▸ **TASK REQUIREMENTS**
Please copy every line from the following entries in which the word "heading" appears.

▸ **SOURCE MATERIAL**
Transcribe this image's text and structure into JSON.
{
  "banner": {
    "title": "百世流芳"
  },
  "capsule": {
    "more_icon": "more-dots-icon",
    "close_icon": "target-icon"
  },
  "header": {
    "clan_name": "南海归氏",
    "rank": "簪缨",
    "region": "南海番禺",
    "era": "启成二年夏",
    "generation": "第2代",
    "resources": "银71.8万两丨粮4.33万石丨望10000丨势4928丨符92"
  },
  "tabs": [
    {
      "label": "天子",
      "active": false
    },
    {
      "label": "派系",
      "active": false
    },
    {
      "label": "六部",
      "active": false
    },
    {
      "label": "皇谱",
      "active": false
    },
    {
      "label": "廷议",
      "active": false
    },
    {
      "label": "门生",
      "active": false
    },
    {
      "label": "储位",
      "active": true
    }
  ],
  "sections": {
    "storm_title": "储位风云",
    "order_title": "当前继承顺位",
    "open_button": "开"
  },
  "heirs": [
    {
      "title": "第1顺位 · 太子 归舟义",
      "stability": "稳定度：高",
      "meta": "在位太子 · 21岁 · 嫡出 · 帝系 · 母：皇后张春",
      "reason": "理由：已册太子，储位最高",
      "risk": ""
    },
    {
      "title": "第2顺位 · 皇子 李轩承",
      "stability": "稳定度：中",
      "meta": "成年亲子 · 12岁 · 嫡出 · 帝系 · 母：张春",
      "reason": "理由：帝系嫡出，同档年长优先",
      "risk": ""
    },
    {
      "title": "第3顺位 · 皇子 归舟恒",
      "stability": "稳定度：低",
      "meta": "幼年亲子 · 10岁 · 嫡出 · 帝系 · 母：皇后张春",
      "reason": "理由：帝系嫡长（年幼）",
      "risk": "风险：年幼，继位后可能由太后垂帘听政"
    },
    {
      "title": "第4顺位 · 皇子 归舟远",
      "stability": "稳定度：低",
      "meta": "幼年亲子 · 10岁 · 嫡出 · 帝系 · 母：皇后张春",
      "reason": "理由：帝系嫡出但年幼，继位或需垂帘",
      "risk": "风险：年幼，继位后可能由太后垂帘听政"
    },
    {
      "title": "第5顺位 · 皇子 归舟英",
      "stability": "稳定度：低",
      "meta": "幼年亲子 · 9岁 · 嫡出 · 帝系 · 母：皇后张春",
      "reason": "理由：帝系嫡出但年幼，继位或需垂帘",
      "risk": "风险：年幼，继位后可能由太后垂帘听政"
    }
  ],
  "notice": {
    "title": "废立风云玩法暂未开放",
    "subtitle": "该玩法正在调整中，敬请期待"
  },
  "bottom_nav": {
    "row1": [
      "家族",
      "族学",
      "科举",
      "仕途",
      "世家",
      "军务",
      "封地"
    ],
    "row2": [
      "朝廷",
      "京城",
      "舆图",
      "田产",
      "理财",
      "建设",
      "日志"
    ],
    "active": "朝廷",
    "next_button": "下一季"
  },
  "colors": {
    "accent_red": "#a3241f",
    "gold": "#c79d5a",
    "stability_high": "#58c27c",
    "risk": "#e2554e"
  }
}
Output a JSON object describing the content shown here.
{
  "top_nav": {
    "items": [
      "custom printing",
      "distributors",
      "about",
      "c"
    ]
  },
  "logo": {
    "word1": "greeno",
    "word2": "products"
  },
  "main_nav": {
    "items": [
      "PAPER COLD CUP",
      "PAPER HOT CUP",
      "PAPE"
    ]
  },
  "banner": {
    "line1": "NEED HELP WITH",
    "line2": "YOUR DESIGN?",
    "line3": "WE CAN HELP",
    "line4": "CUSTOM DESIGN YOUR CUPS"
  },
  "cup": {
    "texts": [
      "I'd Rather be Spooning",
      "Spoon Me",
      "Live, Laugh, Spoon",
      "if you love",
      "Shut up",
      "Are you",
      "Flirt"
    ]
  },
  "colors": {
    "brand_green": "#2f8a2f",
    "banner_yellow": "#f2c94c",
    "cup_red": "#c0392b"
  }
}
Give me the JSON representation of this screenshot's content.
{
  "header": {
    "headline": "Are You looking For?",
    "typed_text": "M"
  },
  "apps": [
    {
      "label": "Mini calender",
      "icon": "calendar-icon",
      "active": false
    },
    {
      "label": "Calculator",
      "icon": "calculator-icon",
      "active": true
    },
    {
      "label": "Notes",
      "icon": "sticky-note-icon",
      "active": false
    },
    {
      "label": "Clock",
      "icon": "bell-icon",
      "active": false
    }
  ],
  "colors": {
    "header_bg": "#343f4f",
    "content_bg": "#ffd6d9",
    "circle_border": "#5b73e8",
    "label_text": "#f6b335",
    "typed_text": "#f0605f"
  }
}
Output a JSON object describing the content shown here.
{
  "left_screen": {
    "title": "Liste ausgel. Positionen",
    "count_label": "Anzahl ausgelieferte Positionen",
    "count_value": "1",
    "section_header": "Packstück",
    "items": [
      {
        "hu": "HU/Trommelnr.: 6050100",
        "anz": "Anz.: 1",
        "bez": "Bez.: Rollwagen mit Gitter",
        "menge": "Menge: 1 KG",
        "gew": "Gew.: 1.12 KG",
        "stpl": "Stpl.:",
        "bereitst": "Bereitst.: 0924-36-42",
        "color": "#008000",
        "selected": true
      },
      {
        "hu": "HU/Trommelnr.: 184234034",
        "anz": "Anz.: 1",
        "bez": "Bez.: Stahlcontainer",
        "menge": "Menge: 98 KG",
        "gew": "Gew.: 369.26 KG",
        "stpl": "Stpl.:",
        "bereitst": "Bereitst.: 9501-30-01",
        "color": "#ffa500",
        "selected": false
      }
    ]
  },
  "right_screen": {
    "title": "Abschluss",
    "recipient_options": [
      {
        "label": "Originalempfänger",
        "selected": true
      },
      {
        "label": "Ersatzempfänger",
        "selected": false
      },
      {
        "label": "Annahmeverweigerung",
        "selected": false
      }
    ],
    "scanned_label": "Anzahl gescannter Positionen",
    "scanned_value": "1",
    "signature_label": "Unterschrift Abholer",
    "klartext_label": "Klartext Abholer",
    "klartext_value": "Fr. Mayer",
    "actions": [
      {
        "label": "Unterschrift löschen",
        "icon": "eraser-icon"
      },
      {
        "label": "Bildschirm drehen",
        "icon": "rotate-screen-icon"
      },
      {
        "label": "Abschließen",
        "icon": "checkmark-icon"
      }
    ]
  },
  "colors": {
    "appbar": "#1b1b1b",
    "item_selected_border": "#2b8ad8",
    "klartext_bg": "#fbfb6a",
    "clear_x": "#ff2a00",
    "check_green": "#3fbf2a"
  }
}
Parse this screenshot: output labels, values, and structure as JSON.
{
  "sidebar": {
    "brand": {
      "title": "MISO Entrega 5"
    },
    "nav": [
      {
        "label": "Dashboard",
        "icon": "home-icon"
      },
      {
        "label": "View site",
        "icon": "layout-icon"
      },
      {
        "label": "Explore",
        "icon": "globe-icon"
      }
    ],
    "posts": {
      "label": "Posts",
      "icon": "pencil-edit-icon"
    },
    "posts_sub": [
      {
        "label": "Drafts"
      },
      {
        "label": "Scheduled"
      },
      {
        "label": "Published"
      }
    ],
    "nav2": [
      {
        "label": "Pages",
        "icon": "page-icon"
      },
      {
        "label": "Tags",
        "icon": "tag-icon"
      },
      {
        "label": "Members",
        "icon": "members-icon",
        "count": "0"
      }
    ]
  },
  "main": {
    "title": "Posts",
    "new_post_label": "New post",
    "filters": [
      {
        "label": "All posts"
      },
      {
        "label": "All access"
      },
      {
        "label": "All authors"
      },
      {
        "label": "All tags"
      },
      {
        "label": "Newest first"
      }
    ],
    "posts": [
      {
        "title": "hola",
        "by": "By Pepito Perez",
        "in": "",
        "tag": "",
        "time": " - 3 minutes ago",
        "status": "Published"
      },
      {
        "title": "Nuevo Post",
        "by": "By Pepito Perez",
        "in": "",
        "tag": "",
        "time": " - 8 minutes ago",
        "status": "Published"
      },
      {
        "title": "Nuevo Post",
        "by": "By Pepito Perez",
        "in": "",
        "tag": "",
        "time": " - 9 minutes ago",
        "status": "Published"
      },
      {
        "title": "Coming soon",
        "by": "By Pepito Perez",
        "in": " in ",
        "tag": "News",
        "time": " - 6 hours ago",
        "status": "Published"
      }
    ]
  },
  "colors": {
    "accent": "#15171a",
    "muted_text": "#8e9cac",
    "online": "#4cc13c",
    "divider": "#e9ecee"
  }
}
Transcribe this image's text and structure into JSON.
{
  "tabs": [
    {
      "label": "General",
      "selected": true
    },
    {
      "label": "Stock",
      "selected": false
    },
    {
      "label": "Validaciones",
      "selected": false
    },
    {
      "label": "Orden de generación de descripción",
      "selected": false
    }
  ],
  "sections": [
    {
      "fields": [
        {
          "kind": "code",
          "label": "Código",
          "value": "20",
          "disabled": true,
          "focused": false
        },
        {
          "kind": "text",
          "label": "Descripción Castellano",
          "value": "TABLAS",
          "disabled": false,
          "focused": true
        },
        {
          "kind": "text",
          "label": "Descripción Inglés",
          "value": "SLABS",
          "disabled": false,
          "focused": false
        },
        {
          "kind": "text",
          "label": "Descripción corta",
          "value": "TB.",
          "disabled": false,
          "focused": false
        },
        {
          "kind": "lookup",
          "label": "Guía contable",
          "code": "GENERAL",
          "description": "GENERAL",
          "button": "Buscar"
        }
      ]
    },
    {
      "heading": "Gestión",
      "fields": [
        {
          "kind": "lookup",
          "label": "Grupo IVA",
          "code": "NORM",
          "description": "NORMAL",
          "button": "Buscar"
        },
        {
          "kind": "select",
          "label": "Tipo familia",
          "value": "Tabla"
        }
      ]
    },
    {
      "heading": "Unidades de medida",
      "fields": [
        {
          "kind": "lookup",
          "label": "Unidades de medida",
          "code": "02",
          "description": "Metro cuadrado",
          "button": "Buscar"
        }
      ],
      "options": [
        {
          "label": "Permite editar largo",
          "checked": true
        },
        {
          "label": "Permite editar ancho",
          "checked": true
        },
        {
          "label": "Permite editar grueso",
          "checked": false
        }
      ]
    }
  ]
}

▸ **RESPONSE TO THIS EXERCISE**
      "heading": "Gestión",
      "heading": "Unidades de medida",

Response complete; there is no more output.